ABOUT THIS TASK » From the listing below, copy each line where "patches" occurs.

··· DATA UNDER STUDY ···

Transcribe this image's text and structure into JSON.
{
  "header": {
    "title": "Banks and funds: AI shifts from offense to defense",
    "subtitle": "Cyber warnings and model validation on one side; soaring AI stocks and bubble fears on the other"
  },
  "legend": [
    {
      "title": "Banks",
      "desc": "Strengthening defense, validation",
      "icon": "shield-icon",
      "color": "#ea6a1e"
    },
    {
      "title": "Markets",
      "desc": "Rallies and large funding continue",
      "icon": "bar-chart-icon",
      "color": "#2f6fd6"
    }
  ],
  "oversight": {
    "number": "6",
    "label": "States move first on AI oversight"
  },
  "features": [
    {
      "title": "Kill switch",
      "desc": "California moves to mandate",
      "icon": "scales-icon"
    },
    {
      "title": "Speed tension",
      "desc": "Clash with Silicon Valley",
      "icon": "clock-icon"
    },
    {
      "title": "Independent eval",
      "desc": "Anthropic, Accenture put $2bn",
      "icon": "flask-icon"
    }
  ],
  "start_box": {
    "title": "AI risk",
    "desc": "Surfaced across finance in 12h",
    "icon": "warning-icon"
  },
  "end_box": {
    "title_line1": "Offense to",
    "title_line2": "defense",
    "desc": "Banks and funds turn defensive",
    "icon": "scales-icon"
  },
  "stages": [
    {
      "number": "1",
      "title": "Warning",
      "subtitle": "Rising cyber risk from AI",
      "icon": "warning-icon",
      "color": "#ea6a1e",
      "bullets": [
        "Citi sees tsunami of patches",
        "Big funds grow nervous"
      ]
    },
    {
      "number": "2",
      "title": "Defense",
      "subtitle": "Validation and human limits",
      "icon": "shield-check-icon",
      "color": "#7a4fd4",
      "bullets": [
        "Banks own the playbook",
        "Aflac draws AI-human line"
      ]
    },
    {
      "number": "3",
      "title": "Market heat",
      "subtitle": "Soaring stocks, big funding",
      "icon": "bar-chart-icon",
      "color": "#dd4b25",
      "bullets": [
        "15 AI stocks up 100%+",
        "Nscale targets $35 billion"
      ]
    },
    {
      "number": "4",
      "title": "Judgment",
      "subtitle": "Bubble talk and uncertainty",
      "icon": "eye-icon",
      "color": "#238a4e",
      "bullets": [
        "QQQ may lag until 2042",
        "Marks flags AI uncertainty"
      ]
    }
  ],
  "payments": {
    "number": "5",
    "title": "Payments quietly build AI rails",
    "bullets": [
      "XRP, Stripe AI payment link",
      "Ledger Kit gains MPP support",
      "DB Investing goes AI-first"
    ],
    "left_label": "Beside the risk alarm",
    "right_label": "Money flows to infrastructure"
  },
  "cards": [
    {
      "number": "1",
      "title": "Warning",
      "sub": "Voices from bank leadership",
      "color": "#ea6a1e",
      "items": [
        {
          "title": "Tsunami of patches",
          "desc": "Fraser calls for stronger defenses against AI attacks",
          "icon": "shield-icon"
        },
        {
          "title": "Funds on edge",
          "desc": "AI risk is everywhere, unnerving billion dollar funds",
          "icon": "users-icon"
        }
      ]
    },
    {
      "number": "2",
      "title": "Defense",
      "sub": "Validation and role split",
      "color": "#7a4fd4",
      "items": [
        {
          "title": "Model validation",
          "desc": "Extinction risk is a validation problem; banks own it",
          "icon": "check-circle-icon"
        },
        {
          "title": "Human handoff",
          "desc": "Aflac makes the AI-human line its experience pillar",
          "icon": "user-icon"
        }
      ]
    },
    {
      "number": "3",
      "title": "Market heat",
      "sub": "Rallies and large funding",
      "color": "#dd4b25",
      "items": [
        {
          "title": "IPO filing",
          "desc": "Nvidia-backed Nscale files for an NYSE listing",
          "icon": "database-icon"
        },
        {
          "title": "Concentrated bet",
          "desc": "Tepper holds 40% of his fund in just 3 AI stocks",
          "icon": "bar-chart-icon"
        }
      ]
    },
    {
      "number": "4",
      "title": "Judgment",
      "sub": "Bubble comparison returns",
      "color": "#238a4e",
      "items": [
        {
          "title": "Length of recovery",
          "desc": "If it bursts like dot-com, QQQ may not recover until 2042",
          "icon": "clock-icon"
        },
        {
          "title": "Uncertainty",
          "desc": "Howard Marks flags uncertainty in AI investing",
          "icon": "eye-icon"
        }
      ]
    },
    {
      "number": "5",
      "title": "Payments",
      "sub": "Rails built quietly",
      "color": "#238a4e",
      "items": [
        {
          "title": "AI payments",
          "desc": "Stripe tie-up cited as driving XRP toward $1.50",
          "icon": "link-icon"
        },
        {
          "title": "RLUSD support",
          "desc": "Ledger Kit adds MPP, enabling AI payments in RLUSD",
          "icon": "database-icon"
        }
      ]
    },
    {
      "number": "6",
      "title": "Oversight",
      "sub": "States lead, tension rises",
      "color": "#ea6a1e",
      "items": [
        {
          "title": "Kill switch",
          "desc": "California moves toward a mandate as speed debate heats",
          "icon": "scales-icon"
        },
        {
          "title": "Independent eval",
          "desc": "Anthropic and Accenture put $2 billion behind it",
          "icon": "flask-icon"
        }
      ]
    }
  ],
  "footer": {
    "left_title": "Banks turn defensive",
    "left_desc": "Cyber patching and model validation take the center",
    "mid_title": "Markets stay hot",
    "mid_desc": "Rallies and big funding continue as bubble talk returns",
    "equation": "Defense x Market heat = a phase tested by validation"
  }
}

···

TASK OUTPUT »
        "Citi sees tsunami of patches",
          "title": "Tsunami of patches",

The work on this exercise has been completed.